The existing architecture to ensure sustainable development in the high seas in the Indian Ocean exhibits numerous shortcomings. This policy brief addresses the most pressing gaps and proposes a set of policy recommendations, including specific first steps that ought to be taken in the near future.

These policy recommendations include Marine Protected Areas (MPAs) as part of spatial management of fisheries, the possibilities of creating new or expanding existing governance instruments, and enhancing enforcement measures that are required to make a multilateral, comprehensive governance instrument for the Indian Ocean effective.

The policy brief argues that more advanced forms of governance of regional seas need to be established that will support better cooperation and communication between governments and wider stakeholder communities. Furthermore, sustainable development in the Indian Ocean requires a well-functioning framework that is geographically inclusive and covers a wide range of species.

Developing countries should be given assistance in this process and the private sector, the scientific community as well as local communities should be fully involved. Monitoring, control, and surveillance of any areas covered in existing and future treaties (including MPAs) will also depend on countries and the private sector working together.

Uniform standards for fisheries are dependent on effective data collection and reporting, requiring a commitment from all parties involved to gather and share this information. Together, these recommendations aim to create an inclusive and cooperative governance structure for the Indian Ocean in the service of blue growth.

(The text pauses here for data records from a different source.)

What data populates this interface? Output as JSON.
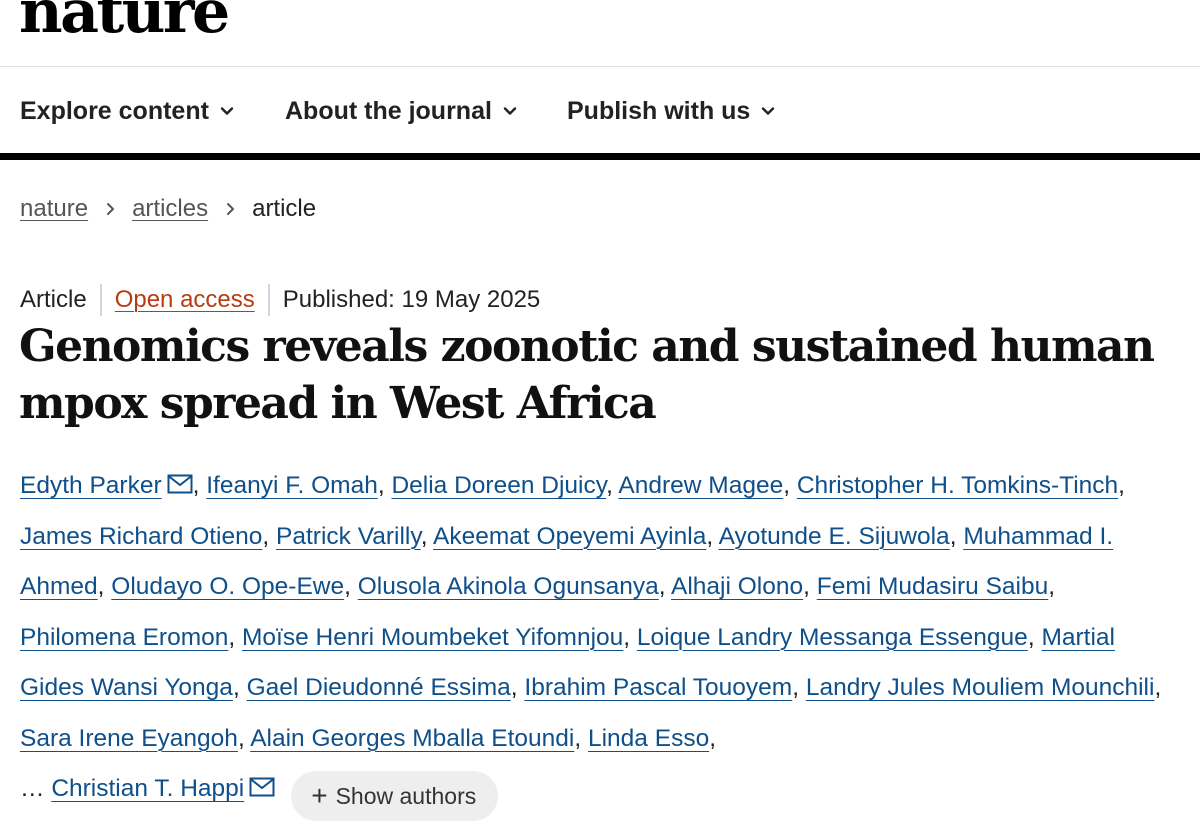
{
  "header": {
    "logo": "nature"
  },
  "nav": {
    "items": [
      {
        "label": "Explore content"
      },
      {
        "label": "About the journal"
      },
      {
        "label": "Publish with us"
      }
    ]
  },
  "breadcrumb": {
    "items": [
      {
        "label": "nature"
      },
      {
        "label": "articles"
      },
      {
        "label": "article"
      }
    ]
  },
  "article": {
    "type": "Article",
    "access": "Open access",
    "published": "Published: 19 May 2025",
    "title": "Genomics reveals zoonotic and sustained human mpox spread in West Africa",
    "authors": [
      "Edyth Parker",
      "Ifeanyi F. Omah",
      "Delia Doreen Djuicy",
      "Andrew Magee",
      "Christopher H. Tomkins-Tinch",
      "James Richard Otieno",
      "Patrick Varilly",
      "Akeemat Opeyemi Ayinla",
      "Ayotunde E. Sijuwola",
      "Muhammad I. Ahmed",
      "Oludayo O. Ope-Ewe",
      "Olusola Akinola Ogunsanya",
      "Alhaji Olono",
      "Femi Mudasiru Saibu",
      "Philomena Eromon",
      "Moïse Henri Moumbeket Yifomnjou",
      "Loique Landry Messanga Essengue",
      "Martial Gides Wansi Yonga",
      "Gael Dieudonné Essima",
      "Ibrahim Pascal Touoyem",
      "Landry Jules Mouliem Mounchili",
      "Sara Irene Eyangoh",
      "Alain Georges Mballa Etoundi",
      "Linda Esso"
    ],
    "ellipsis": "…",
    "last_author": "Christian T. Happi",
    "show_authors_label": "Show authors"
  },
  "icons": {
    "nav_chevron": "chevron-down-icon",
    "breadcrumb_separator": "chevron-right-icon",
    "mail": "mail-icon",
    "plus": "plus-icon"
  },
  "colors": {
    "link": "#0f4f8a",
    "open_access": "#b83c12",
    "nav_border": "#000000",
    "button_bg": "#eeeeee"
  }
}
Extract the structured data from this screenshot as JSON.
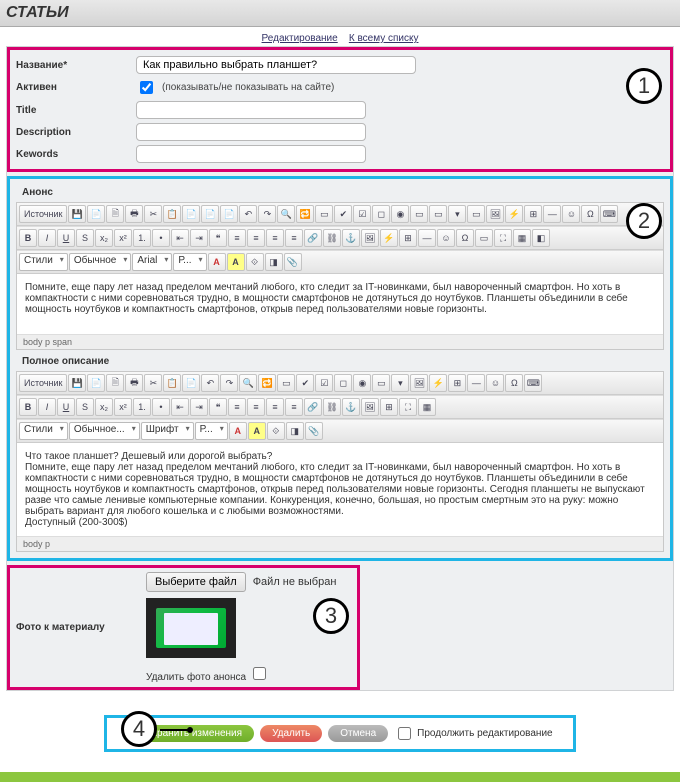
{
  "header": {
    "title": "СТАТЬИ"
  },
  "crumbs": {
    "edit": "Редактирование",
    "list": "К всему списку"
  },
  "markers": {
    "m1": "1",
    "m2": "2",
    "m3": "3",
    "m4": "4"
  },
  "fields": {
    "name_label": "Название*",
    "name_value": "Как правильно выбрать планшет?",
    "active_label": "Активен",
    "active_hint": "(показывать/не показывать на сайте)",
    "title_label": "Title",
    "description_label": "Description",
    "keywords_label": "Kewords"
  },
  "anons": {
    "label": "Анонс",
    "source_btn": "Источник",
    "styles_combo": "Стили",
    "format_combo": "Обычное",
    "font_combo": "Arial",
    "size_combo": "Р...",
    "body_text": "Помните, еще пару лет назад пределом мечтаний любого, кто следит за IT-новинками, был навороченный смартфон. Но хоть в компактности с ними соревноваться трудно, в мощности смартфонов не дотянуться до ноутбуков. Планшеты объединили в себе мощность ноутбуков и компактность смартфонов, открыв перед пользователями новые горизонты.",
    "path": "body p span"
  },
  "full": {
    "label": "Полное описание",
    "source_btn": "Источник",
    "styles_combo": "Стили",
    "format_combo": "Обычное...",
    "font_combo": "Шрифт",
    "size_combo": "Р...",
    "body_text": "Что такое планшет? Дешевый или дорогой выбрать?\nПомните, еще пару лет назад пределом мечтаний любого, кто следит за IT-новинками, был навороченный смартфон. Но хоть в компактности с ними соревноваться трудно, в мощности смартфонов не дотянуться до ноутбуков. Планшеты объединили в себе мощность ноутбуков и компактность смартфонов, открыв перед пользователями новые горизонты. Сегодня планшеты не выпускают разве что самые ленивые компьютерные компании. Конкуренция, конечно, большая, но простым смертным это на руку: можно выбрать вариант для любого кошелька и с любыми возможностями.\nДоступный (200-300$)",
    "path": "body p"
  },
  "photo": {
    "label": "Фото к материалу",
    "choose_btn": "Выберите файл",
    "no_file": "Файл не выбран",
    "delete_label": "Удалить фото анонса"
  },
  "actions": {
    "save": "Сохранить изменения",
    "delete": "Удалить",
    "cancel": "Отмена",
    "continue": "Продолжить редактирование"
  },
  "toolbar_icons": {
    "r1": [
      "💾",
      "📄",
      "🗎",
      "🖶",
      "",
      "✂",
      "📋",
      "📋",
      "📋",
      "📋",
      "📋",
      "",
      "↶",
      "↷",
      "",
      "🔍",
      "🔁",
      "🏷",
      "",
      "☑",
      "◻",
      "◉",
      "📝",
      "🔽",
      "🖼",
      "⚡",
      "⊞",
      "—",
      "☺",
      "Ω",
      "⌨",
      "↵"
    ],
    "r2": [
      "B",
      "I",
      "U",
      "S",
      "x₂",
      "x²",
      "",
      "≡",
      "≡",
      "≡",
      "",
      "•",
      "1.",
      "⇤",
      "⇥",
      "❝",
      "",
      "≡",
      "≡",
      "≡",
      "≡",
      "",
      "🔗",
      "⛓",
      "⚓",
      "",
      "🖼",
      "⚡",
      "⊞",
      "—",
      "☺",
      "Ω",
      "⌨",
      "↵",
      "",
      "⛶",
      "▦",
      "◧",
      "⟲"
    ],
    "r3": [
      "A",
      "A",
      "",
      "⟐",
      "◨",
      "📎"
    ]
  }
}
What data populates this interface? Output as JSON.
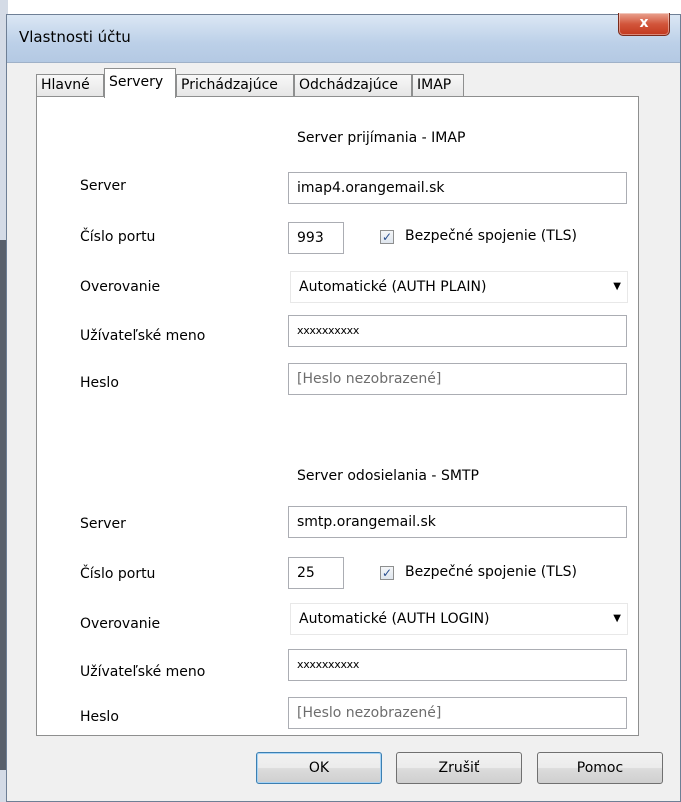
{
  "window": {
    "title": "Vlastnosti účtu",
    "close_glyph": "x"
  },
  "tabs": [
    {
      "label": "Hlavné"
    },
    {
      "label": "Servery"
    },
    {
      "label": "Prichádzajúce"
    },
    {
      "label": "Odchádzajúce"
    },
    {
      "label": "IMAP"
    }
  ],
  "incoming": {
    "section_title": "Server prijímania - IMAP",
    "server_label": "Server",
    "server_value": "imap4.orangemail.sk",
    "port_label": "Číslo portu",
    "port_value": "993",
    "tls_checked": true,
    "tls_label": "Bezpečné spojenie (TLS)",
    "auth_label": "Overovanie",
    "auth_value": "Automatické  (AUTH PLAIN)",
    "user_label": "Užívateľské meno",
    "user_value": "xxxxxxxxxx",
    "password_label": "Heslo",
    "password_placeholder": "[Heslo nezobrazené]"
  },
  "outgoing": {
    "section_title": "Server odosielania - SMTP",
    "server_label": "Server",
    "server_value": "smtp.orangemail.sk",
    "port_label": "Číslo portu",
    "port_value": "25",
    "tls_checked": true,
    "tls_label": "Bezpečné spojenie (TLS)",
    "auth_label": "Overovanie",
    "auth_value": "Automatické  (AUTH LOGIN)",
    "user_label": "Užívateľské meno",
    "user_value": "xxxxxxxxxx",
    "password_label": "Heslo",
    "password_placeholder": "[Heslo nezobrazené]"
  },
  "buttons": {
    "ok": "OK",
    "cancel": "Zrušiť",
    "help": "Pomoc"
  },
  "icons": {
    "checkbox_mark": "✓",
    "dropdown_arrow": "▼"
  }
}
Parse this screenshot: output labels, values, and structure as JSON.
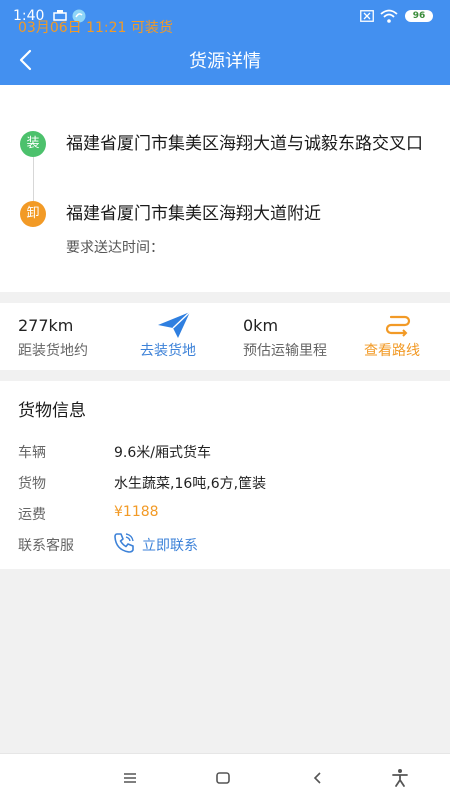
{
  "status_bar": {
    "time": "1:40",
    "battery": "96"
  },
  "header": {
    "title": "货源详情"
  },
  "shipment": {
    "date_status": "03月06日 11:21 可装货",
    "load_badge": "装",
    "load_address": "福建省厦门市集美区海翔大道与诚毅东路交叉口",
    "unload_badge": "卸",
    "unload_address": "福建省厦门市集美区海翔大道附近",
    "delivery_time_label": "要求送达时间："
  },
  "distance": {
    "to_load_value": "277km",
    "to_load_label": "距装货地约",
    "go_load_label": "去装货地",
    "est_value": "0km",
    "est_label": "预估运输里程",
    "view_route_label": "查看路线"
  },
  "cargo": {
    "section_title": "货物信息",
    "rows": [
      {
        "label": "车辆",
        "value": "9.6米/厢式货车"
      },
      {
        "label": "货物",
        "value": "水生蔬菜,16吨,6方,筐装"
      },
      {
        "label": "运费",
        "value": "¥1188"
      }
    ],
    "contact_label": "联系客服",
    "contact_action": "立即联系"
  },
  "colors": {
    "primary": "#4390f0",
    "accent": "#f29a26",
    "load": "#4cc16c",
    "link": "#3d82d8"
  },
  "icons": [
    "back-arrow-icon",
    "paper-plane-icon",
    "route-icon",
    "phone-icon",
    "menu-icon",
    "home-icon",
    "nav-back-icon",
    "accessibility-icon"
  ]
}
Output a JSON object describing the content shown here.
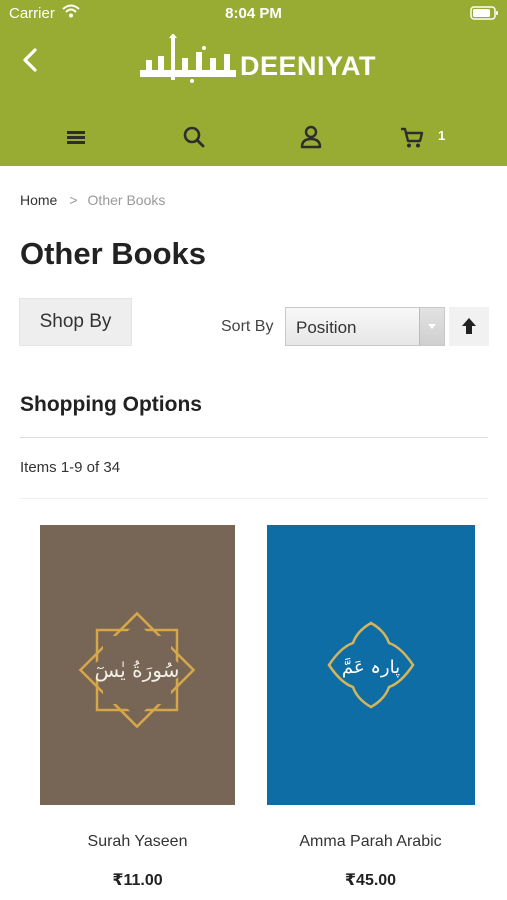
{
  "status_bar": {
    "carrier": "Carrier",
    "time": "8:04 PM"
  },
  "header": {
    "logo_text": "DEENIYAT",
    "logo_arabic": "دينيات",
    "cart_count": "1",
    "icons": [
      "back-icon",
      "menu-icon",
      "search-icon",
      "account-icon",
      "cart-icon"
    ],
    "color": "#98ab33"
  },
  "breadcrumb": {
    "home": "Home",
    "separator": ">",
    "current": "Other Books"
  },
  "page_title": "Other Books",
  "toolbar": {
    "shop_by": "Shop By",
    "sort_label": "Sort By",
    "sort_value": "Position",
    "sort_direction_icon": "arrow-up-icon"
  },
  "shopping_options": "Shopping Options",
  "items_count": "Items 1-9 of 34",
  "products": [
    {
      "name": "Surah Yaseen",
      "price": "₹11.00",
      "cover_color": "#776555",
      "cover_text": "سُورَةُ يٰسٓ"
    },
    {
      "name": "Amma Parah Arabic",
      "price": "₹45.00",
      "cover_color": "#0f6da5",
      "cover_text": "پارہ عَمَّ"
    }
  ]
}
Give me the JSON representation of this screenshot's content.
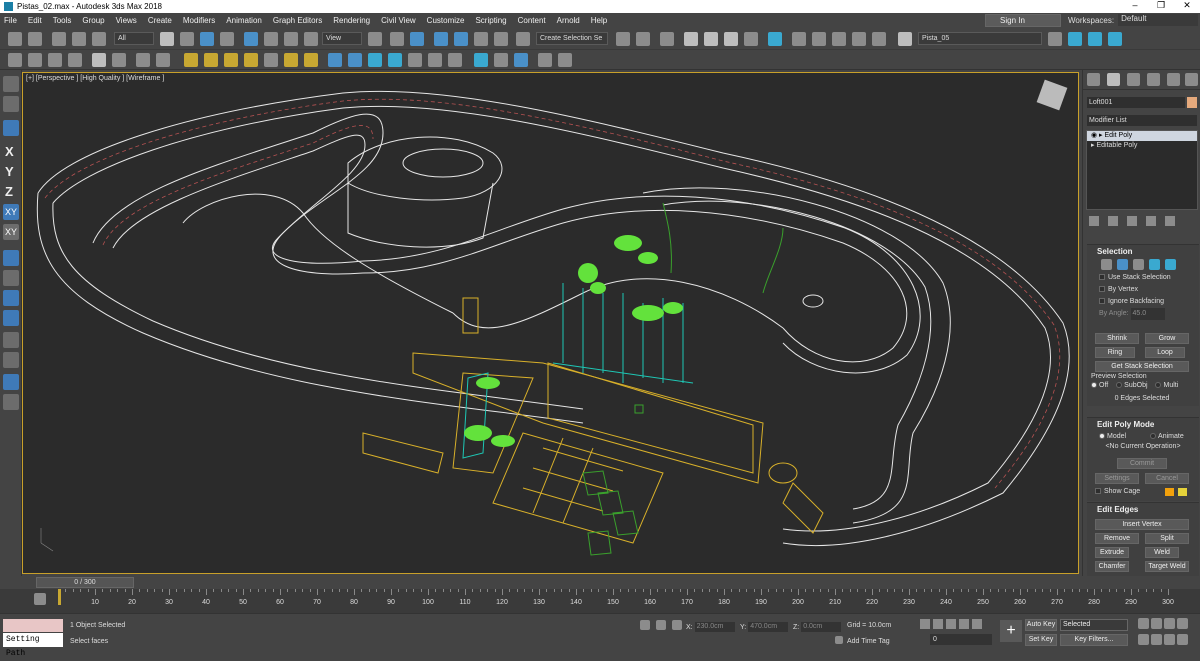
{
  "window": {
    "title": "Pistas_02.max - Autodesk 3ds Max 2018"
  },
  "menu": [
    "File",
    "Edit",
    "Tools",
    "Group",
    "Views",
    "Create",
    "Modifiers",
    "Animation",
    "Graph Editors",
    "Rendering",
    "Civil View",
    "Customize",
    "Scripting",
    "Content",
    "Arnold",
    "Help"
  ],
  "account": {
    "signin": "Sign In",
    "workspaces_label": "Workspaces:",
    "workspace": "Default"
  },
  "toolbar": {
    "filter": "All",
    "refcoord": "View",
    "selection_set": "Create Selection Se",
    "layer": "Pista_05"
  },
  "viewport": {
    "label": "[+] [Perspective ] [High Quality ] [Wireframe ]"
  },
  "left_axes": [
    "X",
    "Y",
    "Z",
    "XY",
    "XY"
  ],
  "command_panel": {
    "object_name": "Loft001",
    "modifier_list": "Modifier List",
    "stack": [
      {
        "label": "Edit Poly"
      },
      {
        "label": "Editable Poly"
      }
    ],
    "selection": {
      "title": "Selection",
      "use_stack": "Use Stack Selection",
      "by_vertex": "By Vertex",
      "ignore_backfacing": "Ignore Backfacing",
      "by_angle": "By Angle:",
      "angle_value": "45.0",
      "shrink": "Shrink",
      "grow": "Grow",
      "ring": "Ring",
      "loop": "Loop",
      "get_stack": "Get Stack Selection",
      "preview": "Preview Selection",
      "off": "Off",
      "subobj": "SubObj",
      "multi": "Multi",
      "count": "0 Edges Selected"
    },
    "edit_poly_mode": {
      "title": "Edit Poly Mode",
      "model": "Model",
      "animate": "Animate",
      "operation": "<No Current Operation>",
      "commit": "Commit",
      "settings": "Settings",
      "cancel": "Cancel",
      "show_cage": "Show Cage"
    },
    "edit_edges": {
      "title": "Edit Edges",
      "insert_vertex": "Insert Vertex",
      "remove": "Remove",
      "split": "Split",
      "extrude": "Extrude",
      "weld": "Weld",
      "chamfer": "Chamfer",
      "target_weld": "Target Weld"
    }
  },
  "timeline": {
    "frame": "0 / 300",
    "ticks": [
      "0",
      "10",
      "20",
      "30",
      "40",
      "50",
      "60",
      "70",
      "80",
      "90",
      "100",
      "110",
      "120",
      "130",
      "140",
      "150",
      "160",
      "170",
      "180",
      "190",
      "200",
      "210",
      "220",
      "230",
      "240",
      "250",
      "260",
      "270",
      "280",
      "290",
      "300"
    ],
    "cursor_fraction": 0
  },
  "status": {
    "script_text": "Setting Path",
    "objects": "1 Object Selected",
    "prompt": "Select faces",
    "x_label": "X:",
    "x": "230.0cm",
    "y_label": "Y:",
    "y": "470.0cm",
    "z_label": "Z:",
    "z": "0.0cm",
    "grid": "Grid = 10.0cm",
    "add_time_tag": "Add Time Tag",
    "auto_key": "Auto Key",
    "set_key": "Set Key",
    "selected": "Selected",
    "key_filters": "Key Filters...",
    "current_frame": "0"
  },
  "colors": {
    "track_white": "#e8e8e8",
    "trees": "#63e23c",
    "cyan": "#1ec7b5",
    "yellow": "#d8b02a",
    "accent": "#3f7ab8"
  }
}
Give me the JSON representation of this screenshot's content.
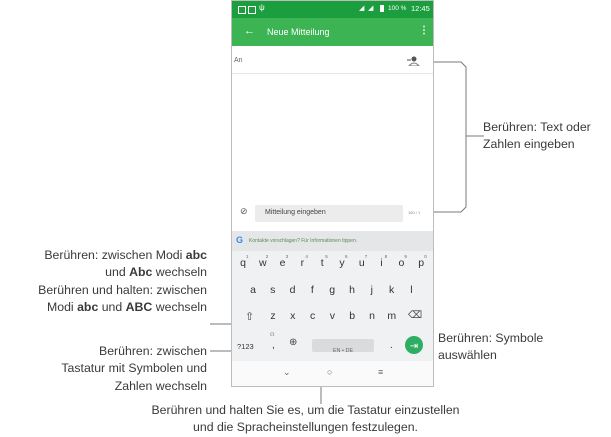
{
  "status_bar": {
    "battery": "100 %",
    "time": "12:45"
  },
  "app_bar": {
    "title": "Neue Mitteilung"
  },
  "recipient": {
    "label": "An"
  },
  "compose": {
    "placeholder": "Mitteilung eingeben",
    "counter": "160 / 1"
  },
  "keyboard": {
    "suggestion": "Kontakte vorschlagen? Für Informationen tippen.",
    "row1": [
      "q",
      "w",
      "e",
      "r",
      "t",
      "y",
      "u",
      "i",
      "o",
      "p"
    ],
    "row1_numbers": [
      "1",
      "2",
      "3",
      "4",
      "5",
      "6",
      "7",
      "8",
      "9",
      "0"
    ],
    "row2": [
      "a",
      "s",
      "d",
      "f",
      "g",
      "h",
      "j",
      "k",
      "l"
    ],
    "row3": [
      "z",
      "x",
      "c",
      "v",
      "b",
      "n",
      "m"
    ],
    "symbols_key": "?123",
    "comma": ",",
    "space_label": "EN • DE",
    "period": "."
  },
  "callouts": {
    "text_input": {
      "line1": "Berühren: Text oder",
      "line2": "Zahlen eingeben"
    },
    "modes": {
      "l1_pre": "Berühren: zwischen Modi ",
      "l1_b": "abc",
      "l2_pre": "und ",
      "l2_b": "Abc",
      "l2_post": " wechseln",
      "l3": "Berühren und halten: zwischen",
      "l4_pre": "Modi ",
      "l4_b1": "abc",
      "l4_mid": " und ",
      "l4_b2": "ABC",
      "l4_post": " wechseln"
    },
    "symbols_toggle": {
      "line1": "Berühren: zwischen",
      "line2": "Tastatur mit Symbolen und",
      "line3": "Zahlen wechseln"
    },
    "symbols_select": {
      "line1": "Berühren: Symbole",
      "line2": "auswählen"
    },
    "language": {
      "line1": "Berühren und halten Sie es, um die Tastatur einzustellen",
      "line2": "und die Spracheinstellungen festzulegen."
    }
  }
}
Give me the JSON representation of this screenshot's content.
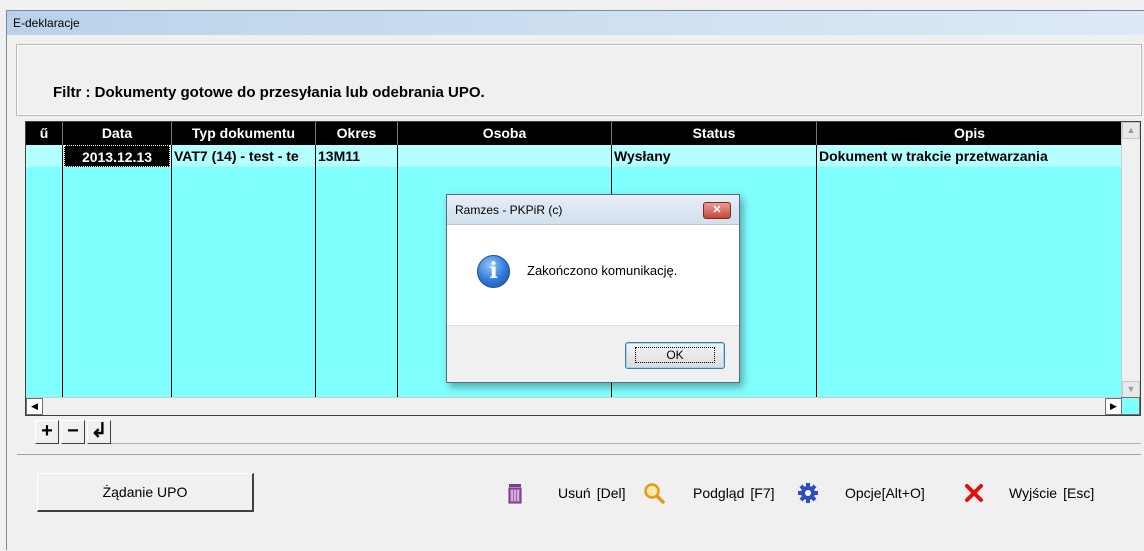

This policy brief draws on The Hague Institute’s work on the Global Governance Reform Initiative (GGRI) project, which is a collaborative effort between The Hague Institute, the Ministry of Foreign Affairs of the Netherlands, and the Observer Research Foundation (New Delhi).